Do read these books. If not all, at least a couple.
I am a woman, but I am also a Muslim and a person of colour, and these identities cannot be separated. I can’t set aside being a woman of colour when it comes to being a feminist and I can’t set aside being a Muslim woman when it comesto being a feminist.

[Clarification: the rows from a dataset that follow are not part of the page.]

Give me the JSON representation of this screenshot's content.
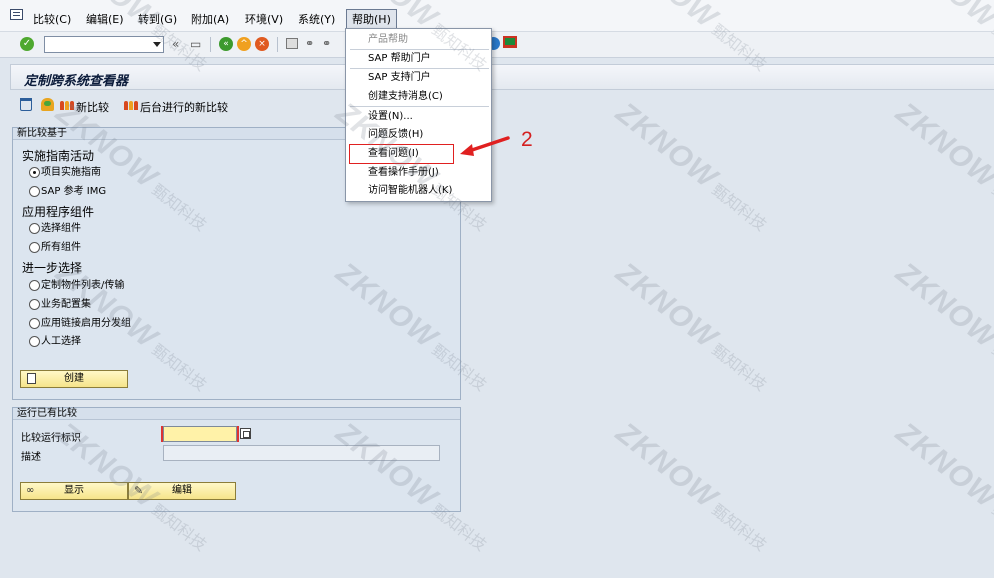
{
  "menubar": {
    "items": [
      "比较(C)",
      "编辑(E)",
      "转到(G)",
      "附加(A)",
      "环境(V)",
      "系统(Y)",
      "帮助(H)"
    ]
  },
  "toolbar": {
    "nav_back_glyph": "«",
    "icons": [
      "check-icon",
      "command-field",
      "save-icon",
      "back-icon",
      "exit-icon",
      "cancel-icon",
      "print-icon",
      "find-icon",
      "help-icon",
      "layout-icon"
    ]
  },
  "title": "定制跨系统查看器",
  "app_toolbar": {
    "new_compare": "新比较",
    "new_compare_background": "后台进行的新比较"
  },
  "group_new": {
    "title": "新比较基于",
    "sections": [
      {
        "heading": "实施指南活动",
        "options": [
          {
            "label": "项目实施指南",
            "selected": true
          },
          {
            "label": "SAP 参考 IMG",
            "selected": false
          }
        ]
      },
      {
        "heading": "应用程序组件",
        "options": [
          {
            "label": "选择组件",
            "selected": false
          },
          {
            "label": "所有组件",
            "selected": false
          }
        ]
      },
      {
        "heading": "进一步选择",
        "options": [
          {
            "label": "定制物件列表/传输",
            "selected": false
          },
          {
            "label": "业务配置集",
            "selected": false
          },
          {
            "label": "应用链接启用分发组",
            "selected": false
          },
          {
            "label": "人工选择",
            "selected": false
          }
        ]
      }
    ],
    "create_button": "创建"
  },
  "group_run": {
    "title": "运行已有比较",
    "run_id_label": "比较运行标识",
    "run_id_value": "",
    "desc_label": "描述",
    "desc_value": "",
    "display_button": "显示",
    "edit_button": "编辑"
  },
  "help_menu": {
    "items": [
      {
        "label": "产品帮助",
        "disabled": true
      },
      {
        "label": "SAP 帮助门户",
        "disabled": false
      },
      {
        "label": "SAP 支持门户",
        "disabled": false
      },
      {
        "label": "创建支持消息(C)",
        "disabled": false
      },
      {
        "label": "设置(N)...",
        "disabled": false
      },
      {
        "label": "问题反馈(H)",
        "disabled": false
      },
      {
        "label": "查看问题(I)",
        "disabled": false
      },
      {
        "label": "查看操作手册(J)",
        "disabled": false
      },
      {
        "label": "访问智能机器人(K)",
        "disabled": false
      }
    ]
  },
  "annotation": {
    "step_number": "2",
    "color": "#e02020"
  },
  "watermark": {
    "logo": "ZKNOW",
    "text": "甄知科技"
  }
}
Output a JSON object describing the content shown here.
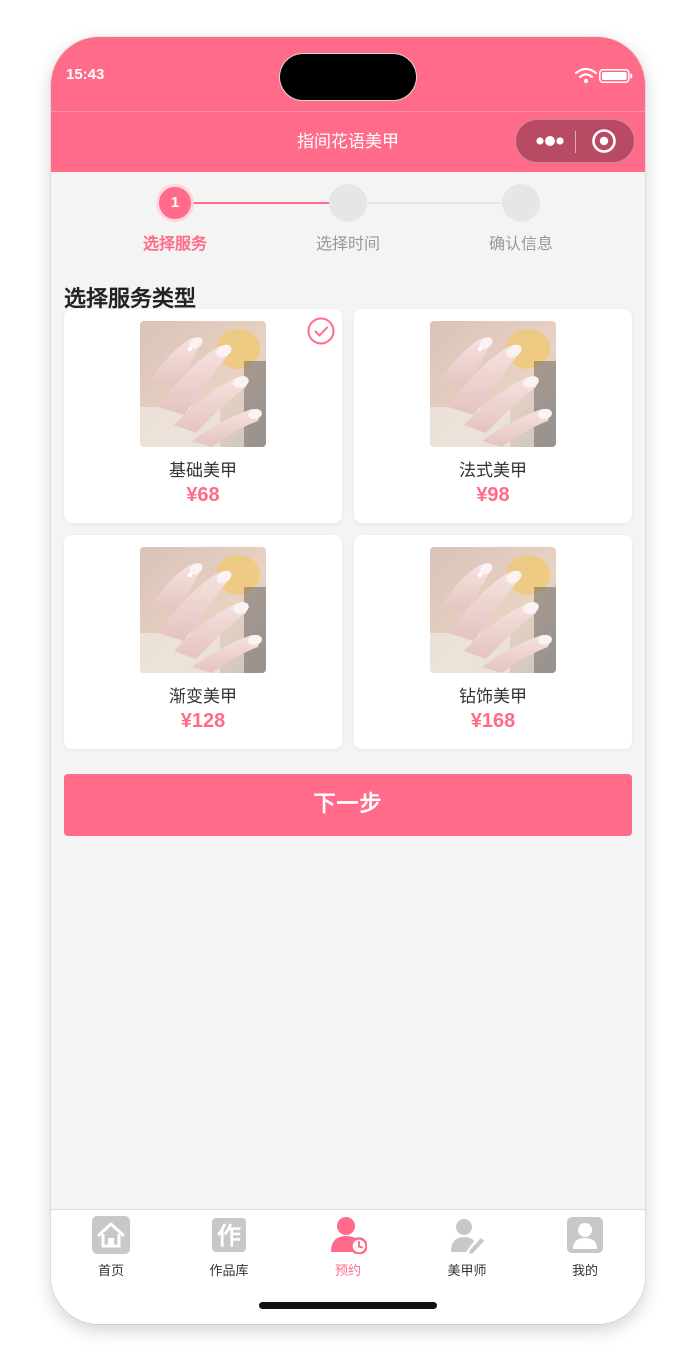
{
  "status_bar": {
    "time": "15:43",
    "icons": [
      "wifi-icon",
      "battery-icon"
    ]
  },
  "nav": {
    "title": "指间花语美甲",
    "capsule_icons": [
      "more-dots-icon",
      "close-target-icon"
    ]
  },
  "steps": [
    {
      "number": "1",
      "label": "选择服务",
      "active": true
    },
    {
      "number": "",
      "label": "选择时间",
      "active": false
    },
    {
      "number": "",
      "label": "确认信息",
      "active": false
    }
  ],
  "section_title": "选择服务类型",
  "services": [
    {
      "name": "基础美甲",
      "price": "¥68",
      "selected": true,
      "image": "nail-photo"
    },
    {
      "name": "法式美甲",
      "price": "¥98",
      "selected": false,
      "image": "nail-photo"
    },
    {
      "name": "渐变美甲",
      "price": "¥128",
      "selected": false,
      "image": "nail-photo"
    },
    {
      "name": "钻饰美甲",
      "price": "¥168",
      "selected": false,
      "image": "nail-photo"
    }
  ],
  "next_button": "下一步",
  "tabs": [
    {
      "label": "首页",
      "icon": "home-icon",
      "active": false
    },
    {
      "label": "作品库",
      "icon": "portfolio-icon",
      "active": false
    },
    {
      "label": "预约",
      "icon": "booking-icon",
      "active": true
    },
    {
      "label": "美甲师",
      "icon": "manicurist-icon",
      "active": false
    },
    {
      "label": "我的",
      "icon": "profile-icon",
      "active": false
    }
  ],
  "colors": {
    "primary": "#ff6b88",
    "background": "#f4f4f4",
    "inactive": "#e6e6e6",
    "tab_icon": "#c8c8c8"
  }
}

It’s Not About the Burqa: Muslim Women on Faith, Feminism, Sexuality and Race is a superb collection of essays exploring what it means to be a Muslim woman today. The anthology has been edited by Mariam Khan. The idea was sparked off by British politician David Cameron’s comment in the Daily Telegraph which reported him to consider Muslim women to be traditionally submissive. It sparked off a Twitter storm where #TraditionallySubmissive quickly spread. While watching this annoyance unfold online, Mariam Khan realised she had to do something as she kept reading these perceptions “about” Muslim women. It resulted in this magnificent anthology. In her introduction Mariam Khan says:
It’s Not About the Burqa brings together Muslim women’s voices. It does not represent the experiences of every Muslim woman or claim to cover every single issue faced by Muslim women. It’s not possible to create that book. But this book is a start, a movement: we Muslim woman are reclaiming and rewriting our identity. Here are essays about the hijab* and wavering faith, about love and divorce, about queer identity, about sex, about the twin threats of a disapproving community and a racist country, and about how Islam and feminism go hand in hand. Every essay in this book is unfinished, because each one is the beginning of a very necessary conversation.
*It’s worth pointing out at this stage that though ‘hijab’ is now more commonly used to describe a scarf that covers the head, in the Quran, the word ‘hijab’ denotes ‘partition’ or ‘curtain’. ‘Hijab’ can also refer to a standard of modesty.
It’s Not About the Burqa is a magnificent book for the stories it shares are no different from any other feminist publication. The preoccupations of the contributors are like that of any other woman — challenges of being a single woman, voicing an honest opinion and facing the consequences of it, single parenting, childcare, sexuality, negotiating life while encountering patriarchal structures on a daily basis, cultural patriarchy and #MeToo. It even recognises the problematic challenges created by “Well-meaning feminists [who] are often the people who perpetuate an exclusionary feminism that centres their experience as universal.” Most importantly the contributors to this book do manage to address the ignorant remark made by David Cameron and one that is unfortunately echoed by many others too. The essayists do it magnificently by sharing their experiences and opinions. The essayists have strong voices that will resonate with many readers, not necessarily only Muslims. As Mona Eltahawy says in her essay upon discovering feminist books in her university library in Jeddah:
Those books were irresistible. And they terrified me. So much so that I would pick them up, read a few pages, put them down in fear and walk away, only to be drawn back again the next day. I was terrified because I knew on a visceral level that those books — that feminism — would unravel something that I needed, something that would change me forever.
It’s Not About the Burqa will do this for many more readers too.